How did coffees come to be decaffeinated then? For this, we may have to thank Goethe, the German poet and statesman, who requested the chemist Runge to examine coffee in the same way that Runge had examined the properties of Belladonna extract. Runge went on to achieve success in this endeavour, isolating and discovering caffeine from coffee c.1820
The Cafe H-A-G brand was the first commercially available decaffeinated coffee, introduced c.1906 after another German scientist Ludwig Roselius and his team patented a process involving soaking green coffee beans in various acids and bases and then using Benzene as a solvent to remove the caffeine.
The principles involved in removing caffeine from coffee remain largely unchanged to this day, but thankfully, modern methods rely far less on chemicals such as Benzene (which is today recognised as a carcinogen) to achieve the desired result, whilst preserving the intrinsic coffee flavour as much as possible. These methods are all variations on and refinements of Roselius’s original method. Popular methods today include those which use organic compounds such as dichloromethane, triglycerides and ethyl acetate as the solvent. Other methods, even more refined, rely on a combination of water, green coffee extract and charcoal (Swiss Water) or, as in the case here, water and pressurised carbon dioxide (Sparkling Water).
The Sparkling Water method uses supercritical carbon dioxide as a means of decaffeination. It was developed by Kurt Zosel, a scientist at the Max Planck Institute in 1967, and further refined by the CR3, a German decaffeination company in 1988. It uses carbon dioxide, heated and pressurised above its critical point, to extract caffeine.In this process, green coffee beans are steamed and then added to a high pressure vessel. A mixture of water and carbon dioxide is circulated through the vessel at 300 ATM and 65°C. At this temperature and pressure carbon dioxide is a supercritical fluid, with properties midway between a gas and a liquid. Caffeine dissolves into the carbon dioxide; compounds contributing to the flavour of the brewed coffee are largely insoluble in carbon dioxide and remain in the bean. In a separate vessel, caffeine is scrubbed from the carbon dioxide with additional water. The carbon dioxide is then recirculated to the pressure vessel, until the desired caffeine content is reached, typically resulting in at least a 97% drop in caffeine. For reference, a typical 8oz cup of regular arabica coffee contains around 200mg of caffeine, whilst an 8oz cup of decaffeinated arabica would contain around 6mg of caffeine.

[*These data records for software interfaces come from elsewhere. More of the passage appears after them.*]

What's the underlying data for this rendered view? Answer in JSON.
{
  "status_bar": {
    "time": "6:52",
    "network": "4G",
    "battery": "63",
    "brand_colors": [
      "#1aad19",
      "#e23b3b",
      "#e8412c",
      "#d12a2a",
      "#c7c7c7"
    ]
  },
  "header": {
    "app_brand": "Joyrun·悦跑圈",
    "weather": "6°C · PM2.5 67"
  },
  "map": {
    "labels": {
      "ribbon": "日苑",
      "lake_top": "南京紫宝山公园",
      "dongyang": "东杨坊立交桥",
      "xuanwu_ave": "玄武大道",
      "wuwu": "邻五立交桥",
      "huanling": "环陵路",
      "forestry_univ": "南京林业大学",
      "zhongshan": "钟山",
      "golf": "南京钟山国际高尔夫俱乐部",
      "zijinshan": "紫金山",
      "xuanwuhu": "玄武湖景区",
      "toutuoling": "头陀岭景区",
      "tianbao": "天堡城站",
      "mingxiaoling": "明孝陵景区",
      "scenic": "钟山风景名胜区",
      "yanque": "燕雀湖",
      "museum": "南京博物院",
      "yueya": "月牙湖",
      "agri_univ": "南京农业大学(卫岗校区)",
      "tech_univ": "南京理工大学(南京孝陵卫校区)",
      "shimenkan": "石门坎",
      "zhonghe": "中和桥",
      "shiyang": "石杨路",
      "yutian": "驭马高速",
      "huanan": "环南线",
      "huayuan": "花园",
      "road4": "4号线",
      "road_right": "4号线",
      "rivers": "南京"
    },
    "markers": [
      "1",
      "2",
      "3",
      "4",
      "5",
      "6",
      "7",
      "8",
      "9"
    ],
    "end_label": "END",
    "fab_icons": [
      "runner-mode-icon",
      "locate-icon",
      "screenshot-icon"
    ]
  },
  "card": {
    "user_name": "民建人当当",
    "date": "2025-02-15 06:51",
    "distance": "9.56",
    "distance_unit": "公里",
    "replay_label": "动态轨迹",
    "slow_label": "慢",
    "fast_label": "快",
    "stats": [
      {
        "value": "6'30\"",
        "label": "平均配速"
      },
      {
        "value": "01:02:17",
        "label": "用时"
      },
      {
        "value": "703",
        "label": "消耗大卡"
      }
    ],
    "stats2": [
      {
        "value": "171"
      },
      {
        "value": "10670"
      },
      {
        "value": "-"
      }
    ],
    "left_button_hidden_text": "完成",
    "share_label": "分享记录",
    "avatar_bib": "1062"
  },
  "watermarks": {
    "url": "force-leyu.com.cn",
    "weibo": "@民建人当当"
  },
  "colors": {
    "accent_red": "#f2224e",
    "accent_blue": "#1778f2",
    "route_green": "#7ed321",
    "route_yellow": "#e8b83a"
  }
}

The decaffeination process by definition leads to the cellular structure of green coffee to be slightly compromised. For this reason, the best decaffeinated lots tend to be higher grown washed arabicas, which have higher bean density to begin with and so can handle the decaffeination process better and are able to stand up to the post-decaffeination roasting process better as well. Which brings us to the Rwandan trading company which supplied the high-grown coffee for this lot.

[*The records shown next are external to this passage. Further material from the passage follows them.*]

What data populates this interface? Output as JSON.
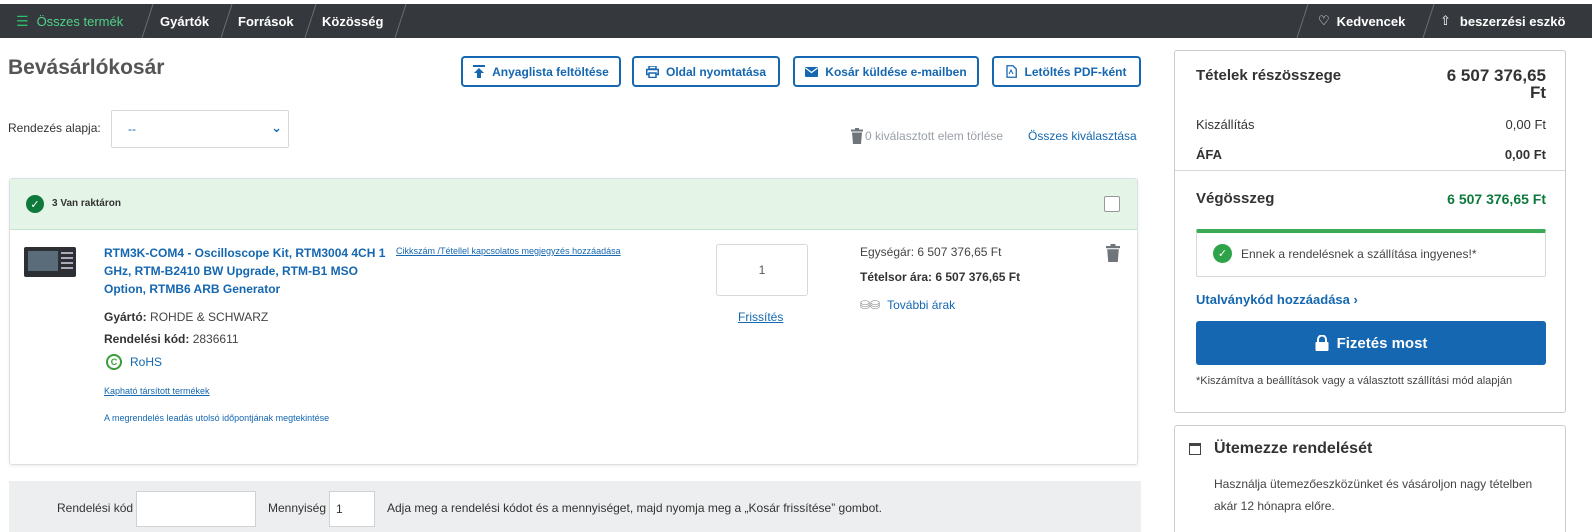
{
  "nav": {
    "all_products": "Összes termék",
    "manufacturers": "Gyártók",
    "resources": "Források",
    "community": "Közösség",
    "favorites": "Kedvencek",
    "procurement": "beszerzési eszkö"
  },
  "page": {
    "title": "Bevásárlókosár"
  },
  "actions": {
    "upload_bom": "Anyaglista feltöltése",
    "print_page": "Oldal nyomtatása",
    "email_cart": "Kosár küldése e-mailben",
    "download_pdf": "Letöltés PDF-ként"
  },
  "sort": {
    "label": "Rendezés alapja:",
    "selected": "--"
  },
  "selection": {
    "delete_selected": "0 kiválasztott elem törlése",
    "select_all": "Összes kiválasztása"
  },
  "stock": {
    "label": "3 Van raktáron"
  },
  "item": {
    "title": "RTM3K-COM4 - Oscilloscope Kit, RTM3004 4CH 1 GHz, RTM-B2410 BW Upgrade, RTM-B1 MSO Option, RTMB6 ARB Generator",
    "note_link": "Cikkszám /Tétellel kapcsolatos megjegyzés hozzáadása",
    "manufacturer_label": "Gyártó:",
    "manufacturer": "ROHDE & SCHWARZ",
    "order_code_label": "Rendelési kód:",
    "order_code": "2836611",
    "rohs": "RoHS",
    "related_link": "Kapható társított termékek",
    "cutoff_link": "A megrendelés leadás utolsó időpontjának megtekintése",
    "quantity": "1",
    "refresh": "Frissítés",
    "unit_price_label": "Egységár:",
    "unit_price": "6 507 376,65 Ft",
    "line_price_label": "Tételsor ára:",
    "line_price": "6 507 376,65 Ft",
    "more_prices": "További árak"
  },
  "quick_order": {
    "code_label": "Rendelési kód",
    "code_value": "",
    "qty_label": "Mennyiség",
    "qty_value": "1",
    "hint": "Adja meg a rendelési kódot és a mennyiséget, majd nyomja meg a „Kosár frissítése” gombot."
  },
  "summary": {
    "subtotal_label": "Tételek részösszege",
    "subtotal_amount": "6 507 376,65",
    "subtotal_currency": "Ft",
    "shipping_label": "Kiszállítás",
    "shipping": "0,00 Ft",
    "vat_label": "ÁFA",
    "vat": "0,00 Ft",
    "total_label": "Végösszeg",
    "total": "6 507 376,65 Ft",
    "free_shipping": "Ennek a rendelésnek a szállítása ingyenes!*",
    "voucher": "Utalványkód hozzáadása",
    "checkout": "Fizetés most",
    "footnote": "*Kiszámítva a beállítások vagy a választott szállítási mód alapján"
  },
  "schedule": {
    "title": "Ütemezze rendelését",
    "description": "Használja ütemezőeszközünket és vásároljon nagy tételben akár 12 hónapra előre."
  },
  "colors": {
    "nav_bg": "#35393d",
    "brand_blue": "#1467b0",
    "stock_green_bg": "#e4f5e7",
    "total_green": "#0d7a3c"
  }
}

The Muraho Trading Company helps affiliate co-operatives increase their quality of production, fetch a higher price for their coffee, and introduces them to new markets. Muraho run washing stations are located in the Nyamasheke, Gakenke, and Nyabihu regions of Rwanda. Red Bourbon arabicas grown by local smallholder farms at an altitude of 1650-2000 MASL from, are aggregated and sorted at one of these washing stations. This assemblage of coffees from across Muraho’s washing stations is then shipped to CR3 Kaffeeveredelung Hermsen, Bremen, Germany for the removal of caffeine. CR3 is renowned for its natural CO2 decaffeination process, a method that retains much more of the flavour and aroma compounds inherent in green coffee than the more aggressive methods used in the past.
Roasted for espresso only, this decaffeinated coffee is soft, sweet, and medium-to-full bodied, with crisp acidity. Shots need to be pulled slow and long, with the resulting espresso delicious in its own right, and also working beautifully in all manner of milk and alternative milk drinks. Don’t be taken aback by coffee oils appearing on the bean surface. The weaker structural integrity of decaffeinated beans causes natural coffee oils to appear onto the surface much more readily, even at a medium roast.
Flavour notes of cocoa, molasses and dried figs form the basis of this coffee, with a moreish, slightly bitter almondine note present throughout. A crisp, hoppy finish lends acidity to this mix, which complements and lifts the other flavours present to make a superb, well-rounded coffee. This coffee would also work well brewed through a Moka Pot, aeropress or cafetiere. We are proud to present this 83+ point scoring specialty lot - but with most of the caffeine taken away, so you can enjoy drinking coffee throughout the day - full of taste and nuance, but without any of the jitters!